By Brenda Richter
Why do we eat? Responses may vary, and they include: hunger, fuel for energy, nourishment or enjoyment. Many of us lose sight of the primary reason to eat, which is for nourishment and energy.
Greens play an important role, and many of us do not get enough greens into our diet, particularly leafy greens.
Green, leafy vegetables are important for a number of reasons. They are a great source of chlorophyll, which helps you become healthier, have better skin and often is thought to detoxify the blood. Green, leafy vegetables have the highest percentage of minerals per calorie of any other class of food, and also have the fewest number of calories.
A number of options can help you incorporate more greens into your diet. Green juices, green smoothies, green, leafy salads, and green salad dressings are just a sampling of options.
Fresh is best for both nutritional value and for taste. Nutritional value decreases as time lapses. If making your own, using a juicer that operates at low speeds and temperatures is ideal for keeping essential nutrients and enzymes. Adding lemon or half an apple is often a great way to enjoy your green juice even more. Try kale, parsley, cucumber, celery and carrot.
Green smoothies are fast and easy to make using a blender. Try starting with 60 percent fruit and 40 percent greens. Using a mango, banana and a handful of spinach is a tasty and hearty smoothie, and is beautifully green. The more greens you include in your smoothie, the better, so keep increasing those greens to your smoothie to your desired taste. Try it. Many are surprised how delicious and satisfying it is, simply a bonus to being good for you.
The possibilities of a salad are endless. Vary your greens in a salad. Use spinach, romaine, arugula and mixed greens. Iceberg lettuce has very little nutritional value, and any other leafy green is ideal. If you get bored with salads, change up your toppings and keep it to two to three toppings per salad for daily, weekly or monthly variety. Try marinating the greens such as kale or collards. This is a great alternative to cooking or sautéing them, and also makes them tender and delicious.

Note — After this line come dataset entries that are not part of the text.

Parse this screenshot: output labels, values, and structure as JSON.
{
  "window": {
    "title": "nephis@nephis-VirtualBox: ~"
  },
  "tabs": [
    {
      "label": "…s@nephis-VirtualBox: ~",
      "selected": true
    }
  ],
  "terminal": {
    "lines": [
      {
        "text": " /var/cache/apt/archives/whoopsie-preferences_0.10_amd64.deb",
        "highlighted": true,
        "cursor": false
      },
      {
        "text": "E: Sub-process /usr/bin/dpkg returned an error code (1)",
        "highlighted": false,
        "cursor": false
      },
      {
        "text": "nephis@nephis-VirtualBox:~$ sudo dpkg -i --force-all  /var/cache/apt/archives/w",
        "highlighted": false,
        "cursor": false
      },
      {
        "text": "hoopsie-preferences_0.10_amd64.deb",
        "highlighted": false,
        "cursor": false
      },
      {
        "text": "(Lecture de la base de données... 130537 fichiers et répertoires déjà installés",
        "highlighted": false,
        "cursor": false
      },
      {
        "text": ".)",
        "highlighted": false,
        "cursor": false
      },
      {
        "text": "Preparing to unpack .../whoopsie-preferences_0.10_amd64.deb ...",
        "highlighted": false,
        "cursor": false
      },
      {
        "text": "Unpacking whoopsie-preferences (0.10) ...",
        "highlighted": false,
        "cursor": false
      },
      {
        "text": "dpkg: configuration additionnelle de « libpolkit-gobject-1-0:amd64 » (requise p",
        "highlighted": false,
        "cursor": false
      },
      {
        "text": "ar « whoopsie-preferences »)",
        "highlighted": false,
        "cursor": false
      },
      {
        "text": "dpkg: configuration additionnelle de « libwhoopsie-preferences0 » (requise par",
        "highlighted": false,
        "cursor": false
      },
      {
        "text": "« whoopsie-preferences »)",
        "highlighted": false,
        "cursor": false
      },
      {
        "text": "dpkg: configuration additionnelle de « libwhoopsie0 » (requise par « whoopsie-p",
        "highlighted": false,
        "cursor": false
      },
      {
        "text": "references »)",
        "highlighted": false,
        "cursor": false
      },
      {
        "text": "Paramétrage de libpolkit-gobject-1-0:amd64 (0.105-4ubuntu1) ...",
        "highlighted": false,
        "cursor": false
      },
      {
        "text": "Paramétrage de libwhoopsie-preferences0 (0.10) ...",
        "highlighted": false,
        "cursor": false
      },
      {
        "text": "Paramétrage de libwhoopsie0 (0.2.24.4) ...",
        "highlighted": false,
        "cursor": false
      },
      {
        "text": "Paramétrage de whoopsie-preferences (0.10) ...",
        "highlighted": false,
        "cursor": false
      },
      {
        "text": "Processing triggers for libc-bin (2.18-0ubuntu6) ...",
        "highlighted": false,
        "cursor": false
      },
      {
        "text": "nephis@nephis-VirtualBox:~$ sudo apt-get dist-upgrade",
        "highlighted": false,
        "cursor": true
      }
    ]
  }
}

Upcoming ‘Why Raw?’ talks and events
Unless otherwise noted, pre-registration is required by calling (815) 543-1207 or e-mailing email@example.com.
• Thursday, Oct. 29, 6:30 p.m.—Ida Public Library, 320 N. State St., Belvidere, Ill. Cost is a $5 donation.
Brenda Richter is a graduate of Living Light Culinary Arts Institute, where she received her certification as a Raw Culinary Arts associate chef and instructor. She’s passionate about sharing the living foods lifestyle with others, and teaches raw culinary arts classes in the Rockford area.
From the October 21-27, 2009 issue